My prediction is the rise of Africa 2.0 where digitally-savvy, young Africans deliver greater entrepreneurship to the energy market. There are already African-led and SME start-ups making a difference.
There will be a vibrant market of distributed energy solutions, which combine water and wastewater technologies. Lenders will change their risk-aversion to energy-related start-ups as this market becomes more lucrative.
What is the role of Government and the private sector in stimulating investment in Solar energy for Africa?
The abridged answer: government must include solar in the long term energy resource planning and ensure that the auctions (if that’s the route taken) and off-taker are stable and cooperative.
The private sector can look beyond plant development & installations toward local manufacturing of parts, not just assembly. We can discuss more of this in another Twitter chat session.
Thank you for your question. Nigeria's recent unbundling is used as a case study into how complicated it is. In RSA the unbundling of @Eskom_SA has been raised too. The reforms needed require years to formulate & buy-in from all parties.— Nicolette Pombo (@nicolettepombo) January 30, 2019
Please tell us a bit about the team of individuals that makes up ESI Africa? What developments should we expect from the journal? Do you have volunteer or employment opportunities for interested persons?
Our team of editorial, marketing, sales and production is based in Cape Town, South Africa. We have an extended ‘family’ in Johannesburg, Lagos, and London. The team is quite diverse in terms of their expertise and responsibilities.
I’d like to give a shout out to Ashley Theron-Ord and Babalwa Bungane who work tirelessly to deliver valuable content in print & online. We also have staff writers, association partners and contributing authors who share our vision mentioned earlier.
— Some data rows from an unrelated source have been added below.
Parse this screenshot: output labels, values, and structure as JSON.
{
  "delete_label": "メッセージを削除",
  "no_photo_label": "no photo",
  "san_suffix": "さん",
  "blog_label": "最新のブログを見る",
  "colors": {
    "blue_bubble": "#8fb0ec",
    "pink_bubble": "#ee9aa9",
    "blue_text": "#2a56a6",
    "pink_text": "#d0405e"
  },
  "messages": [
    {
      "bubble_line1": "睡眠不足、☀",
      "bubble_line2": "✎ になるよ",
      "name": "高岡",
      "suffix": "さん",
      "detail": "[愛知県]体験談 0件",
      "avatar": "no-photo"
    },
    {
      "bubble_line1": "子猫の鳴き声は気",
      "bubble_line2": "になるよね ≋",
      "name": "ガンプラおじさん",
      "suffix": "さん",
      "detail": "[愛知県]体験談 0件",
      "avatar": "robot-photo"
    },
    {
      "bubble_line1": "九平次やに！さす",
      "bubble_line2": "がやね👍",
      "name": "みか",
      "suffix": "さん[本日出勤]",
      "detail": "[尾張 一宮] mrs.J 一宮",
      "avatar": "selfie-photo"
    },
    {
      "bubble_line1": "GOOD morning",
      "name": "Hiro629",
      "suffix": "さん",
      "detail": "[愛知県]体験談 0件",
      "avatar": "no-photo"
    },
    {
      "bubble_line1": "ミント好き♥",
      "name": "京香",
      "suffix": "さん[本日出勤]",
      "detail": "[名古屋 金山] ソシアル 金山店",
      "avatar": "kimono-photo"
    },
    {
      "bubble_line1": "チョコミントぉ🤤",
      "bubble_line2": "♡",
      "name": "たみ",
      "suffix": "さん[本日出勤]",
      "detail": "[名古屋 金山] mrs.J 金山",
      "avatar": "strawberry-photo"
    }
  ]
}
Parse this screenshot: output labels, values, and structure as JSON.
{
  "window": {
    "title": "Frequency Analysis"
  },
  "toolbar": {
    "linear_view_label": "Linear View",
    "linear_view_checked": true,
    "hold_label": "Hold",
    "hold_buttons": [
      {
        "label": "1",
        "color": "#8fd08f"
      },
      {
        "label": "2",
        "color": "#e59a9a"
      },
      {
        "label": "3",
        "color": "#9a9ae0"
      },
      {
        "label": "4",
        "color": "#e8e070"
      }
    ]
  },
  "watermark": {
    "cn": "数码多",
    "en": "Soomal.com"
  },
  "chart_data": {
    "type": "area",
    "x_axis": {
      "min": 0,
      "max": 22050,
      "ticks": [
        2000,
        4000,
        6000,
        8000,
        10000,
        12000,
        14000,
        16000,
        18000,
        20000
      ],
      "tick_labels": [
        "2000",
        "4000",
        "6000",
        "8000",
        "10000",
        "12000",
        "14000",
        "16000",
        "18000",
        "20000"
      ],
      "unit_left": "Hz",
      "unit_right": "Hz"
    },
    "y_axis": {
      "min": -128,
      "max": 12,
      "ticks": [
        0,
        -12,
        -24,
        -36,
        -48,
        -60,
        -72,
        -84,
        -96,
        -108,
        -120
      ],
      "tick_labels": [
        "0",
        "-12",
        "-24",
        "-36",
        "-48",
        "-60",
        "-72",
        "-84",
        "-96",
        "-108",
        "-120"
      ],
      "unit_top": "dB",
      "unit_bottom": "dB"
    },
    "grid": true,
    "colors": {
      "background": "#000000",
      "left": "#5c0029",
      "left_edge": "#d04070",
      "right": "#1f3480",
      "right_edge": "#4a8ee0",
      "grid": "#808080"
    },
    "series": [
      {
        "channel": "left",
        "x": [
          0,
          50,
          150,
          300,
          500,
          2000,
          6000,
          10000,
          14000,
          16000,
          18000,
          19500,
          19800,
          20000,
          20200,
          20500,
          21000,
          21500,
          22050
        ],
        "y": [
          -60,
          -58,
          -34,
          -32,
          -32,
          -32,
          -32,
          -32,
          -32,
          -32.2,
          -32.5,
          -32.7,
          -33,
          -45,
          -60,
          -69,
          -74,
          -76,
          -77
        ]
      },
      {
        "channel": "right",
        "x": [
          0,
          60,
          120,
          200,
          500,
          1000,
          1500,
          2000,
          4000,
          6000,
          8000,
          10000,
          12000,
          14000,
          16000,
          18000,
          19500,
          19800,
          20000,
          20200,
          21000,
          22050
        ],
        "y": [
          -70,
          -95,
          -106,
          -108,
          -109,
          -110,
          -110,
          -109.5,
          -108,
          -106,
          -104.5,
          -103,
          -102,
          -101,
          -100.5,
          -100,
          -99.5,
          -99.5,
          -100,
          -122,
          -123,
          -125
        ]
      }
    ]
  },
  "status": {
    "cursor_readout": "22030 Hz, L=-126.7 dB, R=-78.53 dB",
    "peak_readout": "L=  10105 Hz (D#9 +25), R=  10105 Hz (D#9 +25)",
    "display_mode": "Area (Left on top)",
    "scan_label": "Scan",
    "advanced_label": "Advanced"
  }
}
In terms of employment opportunities, we publish industry job vacancies when received from the market and every week we feature new tenders on the website and in our daily/weekly newsletter. In the coming year, @ESIAfrica will bring you more videos, webinars and expert interviews from around the world – all of which is freely available to registered readers on our website.